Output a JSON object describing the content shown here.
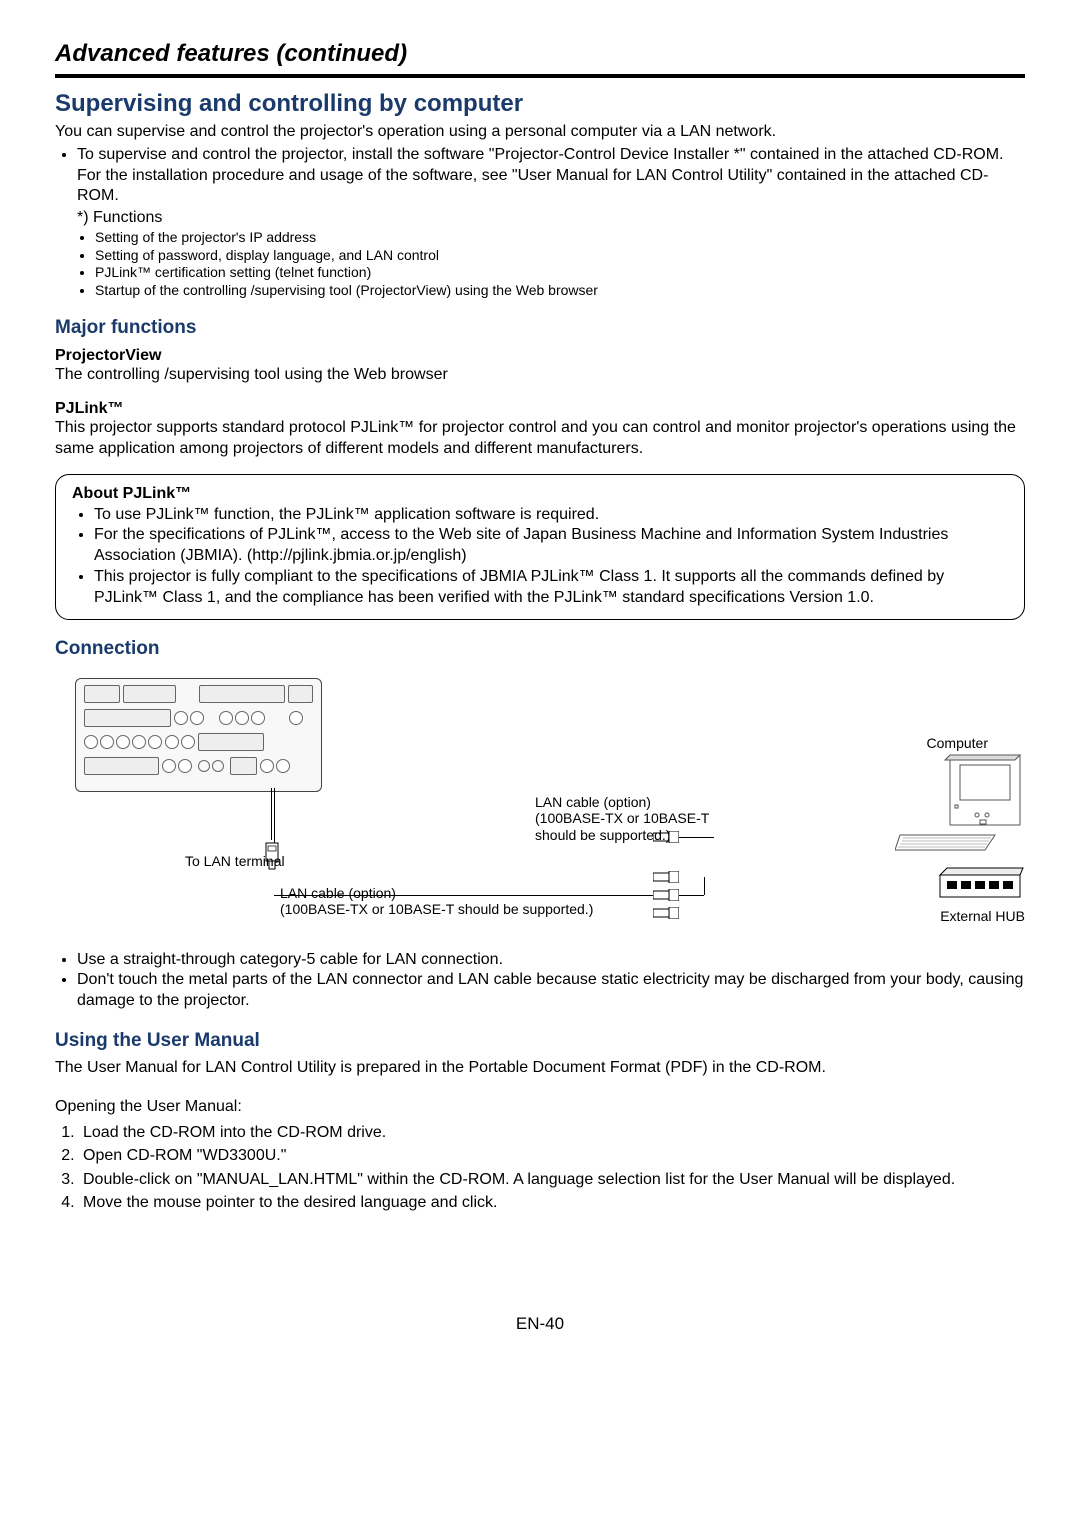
{
  "chapter_title": "Advanced features (continued)",
  "section1": {
    "heading": "Supervising and controlling by computer",
    "intro": "You can supervise and control the projector's operation using a personal computer via a LAN network.",
    "bullet1": "To supervise and control the projector, install the software \"Projector-Control Device Installer *\" contained in the attached CD-ROM. For the installation procedure and usage of the software, see \"User Manual for LAN Control Utility\" contained in the attached CD-ROM.",
    "functions_label": "*) Functions",
    "functions": [
      "Setting of the projector's IP address",
      "Setting of password, display language, and LAN control",
      "PJLink™ certification setting (telnet function)",
      "Startup of the controlling /supervising tool (ProjectorView) using the Web browser"
    ]
  },
  "major": {
    "heading": "Major functions",
    "pv_heading": "ProjectorView",
    "pv_text": "The controlling /supervising tool using the Web browser",
    "pj_heading": "PJLink™",
    "pj_text": "This projector supports standard protocol PJLink™ for projector control and you can control and monitor projector's operations using the same application among projectors of different models and different manufacturers."
  },
  "about_box": {
    "heading": "About PJLink™",
    "items": [
      "To use PJLink™ function, the PJLink™ application software is required.",
      "For the specifications of PJLink™, access to the Web site of Japan Business Machine and Information System Industries Association (JBMIA). (http://pjlink.jbmia.or.jp/english)",
      "This projector is fully compliant to the specifications of JBMIA PJLink™ Class 1. It supports all the commands defined by PJLink™ Class 1, and the compliance has been verified with the PJLink™ standard specifications Version 1.0."
    ]
  },
  "connection": {
    "heading": "Connection",
    "to_lan": "To LAN terminal",
    "cable1_l1": "LAN cable (option)",
    "cable1_l2": "(100BASE-TX or 10BASE-T should be supported.)",
    "cable2_l1": "LAN cable (option)",
    "cable2_l2": "(100BASE-TX or 10BASE-T",
    "cable2_l3": "should be supported.)",
    "computer": "Computer",
    "hub": "External HUB",
    "notes": [
      "Use a straight-through category-5 cable for LAN connection.",
      "Don't touch the metal parts of the LAN connector and LAN cable because static electricity may be discharged from your body, causing damage to the projector."
    ]
  },
  "manual": {
    "heading": "Using the User Manual",
    "intro": "The User Manual for LAN Control Utility is prepared in the Portable Document Format (PDF) in the CD-ROM.",
    "opening": "Opening the User Manual:",
    "steps": [
      "Load the CD-ROM into the CD-ROM drive.",
      "Open CD-ROM \"WD3300U.\"",
      "Double-click on \"MANUAL_LAN.HTML\" within the CD-ROM. A language selection list for the User Manual will be displayed.",
      "Move the mouse pointer to the desired language and click."
    ]
  },
  "page_number": "EN-40"
}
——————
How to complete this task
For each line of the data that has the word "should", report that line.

Result of the exercise
    "cable1_l2": "(100BASE-TX or 10BASE-T should be supported.)",
    "cable2_l3": "should be supported.)",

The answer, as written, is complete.